*ASSIGNED TASK:* Take from the records below each line that holds "glyph".

━━━━━━━━━━━━━━━━━━━━

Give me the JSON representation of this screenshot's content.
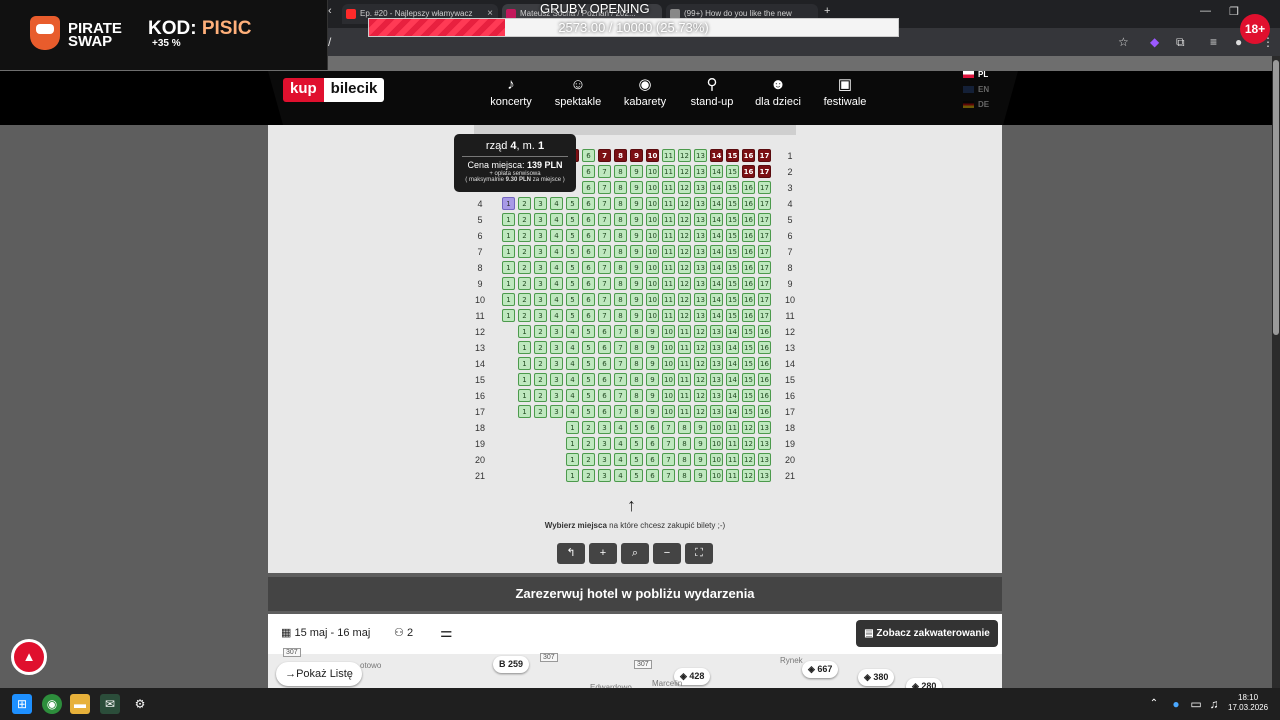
{
  "browser": {
    "tabs": [
      {
        "title": "Ep. #20 - Najlepszy włamywacz",
        "color": "#ff2a2a"
      },
      {
        "title": "Mateusz Socha / Poznań / 202...",
        "color": "#c2185b"
      },
      {
        "title": "(99+) How do you like the new",
        "color": "#888888"
      }
    ],
    "new_tab": "+",
    "url_fragment": "/"
  },
  "overlay": {
    "brand": "PIRATE SWAP",
    "code_prefix": "KOD:",
    "code": "PISIC",
    "bonus": "+35 %",
    "goal_title": "GRUBY OPENING",
    "goal_text": "2573.00 / 10000 (25.73%)",
    "goal_progress": 0.2573,
    "age": "18+"
  },
  "site": {
    "logo_left": "kup",
    "logo_right": "bilecik",
    "nav": [
      {
        "label": "koncerty",
        "icon": "music-note-icon",
        "glyph": "♪"
      },
      {
        "label": "spektakle",
        "icon": "theater-masks-icon",
        "glyph": "☺"
      },
      {
        "label": "kabarety",
        "icon": "speech-bubble-icon",
        "glyph": "◉"
      },
      {
        "label": "stand-up",
        "icon": "microphone-icon",
        "glyph": "⚲"
      },
      {
        "label": "dla dzieci",
        "icon": "child-face-icon",
        "glyph": "☻"
      },
      {
        "label": "festiwale",
        "icon": "speaker-icon",
        "glyph": "▣"
      }
    ],
    "languages": [
      {
        "code": "PL",
        "active": true
      },
      {
        "code": "EN",
        "active": false
      },
      {
        "code": "DE",
        "active": false
      }
    ]
  },
  "seatmap": {
    "tooltip": {
      "row_label": "rząd",
      "row": "4",
      "seat_label": "m.",
      "seat": "1",
      "price_label": "Cena miejsca:",
      "price": "139 PLN",
      "fee": "+ opłata serwisowa",
      "max_prefix": "( maksymalnie",
      "max_fee": "9.30 PLN",
      "max_suffix": "za miejsce )"
    },
    "rows": [
      {
        "row": "1",
        "start": 1,
        "count": 17,
        "taken": [
          1,
          2,
          3,
          4,
          5,
          7,
          8,
          9,
          10,
          14,
          15,
          16,
          17
        ],
        "hidden": [
          1,
          2,
          3,
          4
        ]
      },
      {
        "row": "2",
        "start": 1,
        "count": 17,
        "taken": [
          16,
          17
        ],
        "hidden": [
          1,
          2,
          3,
          4,
          5
        ]
      },
      {
        "row": "3",
        "start": 1,
        "count": 17,
        "taken": [],
        "hidden": [
          1,
          2,
          3,
          4,
          5
        ]
      },
      {
        "row": "4",
        "start": 1,
        "count": 17,
        "taken": [],
        "selected": [
          1
        ]
      },
      {
        "row": "5",
        "start": 1,
        "count": 17,
        "taken": []
      },
      {
        "row": "6",
        "start": 1,
        "count": 17,
        "taken": []
      },
      {
        "row": "7",
        "start": 1,
        "count": 17,
        "taken": []
      },
      {
        "row": "8",
        "start": 1,
        "count": 17,
        "taken": []
      },
      {
        "row": "9",
        "start": 1,
        "count": 17,
        "taken": []
      },
      {
        "row": "10",
        "start": 1,
        "count": 17,
        "taken": []
      },
      {
        "row": "11",
        "start": 1,
        "count": 17,
        "taken": []
      },
      {
        "row": "12",
        "start": 2,
        "count": 16,
        "taken": []
      },
      {
        "row": "13",
        "start": 2,
        "count": 16,
        "taken": []
      },
      {
        "row": "14",
        "start": 2,
        "count": 16,
        "taken": []
      },
      {
        "row": "15",
        "start": 2,
        "count": 16,
        "taken": []
      },
      {
        "row": "16",
        "start": 2,
        "count": 16,
        "taken": []
      },
      {
        "row": "17",
        "start": 2,
        "count": 16,
        "taken": []
      },
      {
        "row": "18",
        "start": 5,
        "count": 13,
        "taken": []
      },
      {
        "row": "19",
        "start": 5,
        "count": 13,
        "taken": []
      },
      {
        "row": "20",
        "start": 5,
        "count": 13,
        "taken": []
      },
      {
        "row": "21",
        "start": 5,
        "count": 13,
        "taken": []
      }
    ],
    "choose_bold": "Wybierz miejsca",
    "choose_rest": " na które chcesz zakupić bilety ;-)",
    "tools": [
      {
        "name": "undo-button",
        "glyph": "↰"
      },
      {
        "name": "add-button",
        "glyph": "+"
      },
      {
        "name": "zoom-out-button",
        "glyph": "⌕"
      },
      {
        "name": "remove-button",
        "glyph": "−"
      },
      {
        "name": "fullscreen-button",
        "glyph": "⛶"
      }
    ]
  },
  "hotel": {
    "title": "Zarezerwuj hotel w pobliżu wydarzenia",
    "dates": "15 maj - 16 maj",
    "guests": "2",
    "show_button": "Zobacz zakwaterowanie",
    "list_button": "Pokaż Listę",
    "pins": [
      "259",
      "428",
      "667",
      "380",
      "280"
    ],
    "roads": [
      "307",
      "307",
      "307"
    ],
    "map_labels": [
      "otowo",
      "Marcelin",
      "Edwardowo",
      "Rynek"
    ]
  },
  "taskbar": {
    "time": "18:10",
    "date": "17.03.2026"
  }
}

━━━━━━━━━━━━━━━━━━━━

*EXERCISE SOLUTION:*
        "glyph": "♪"
        "glyph": "☺"
        "glyph": "◉"
        "glyph": "⚲"
        "glyph": "☻"
        "glyph": "▣"
        "glyph": "↰"
        "glyph": "+"
        "glyph": "⌕"
        "glyph": "−"
        "glyph": "⛶"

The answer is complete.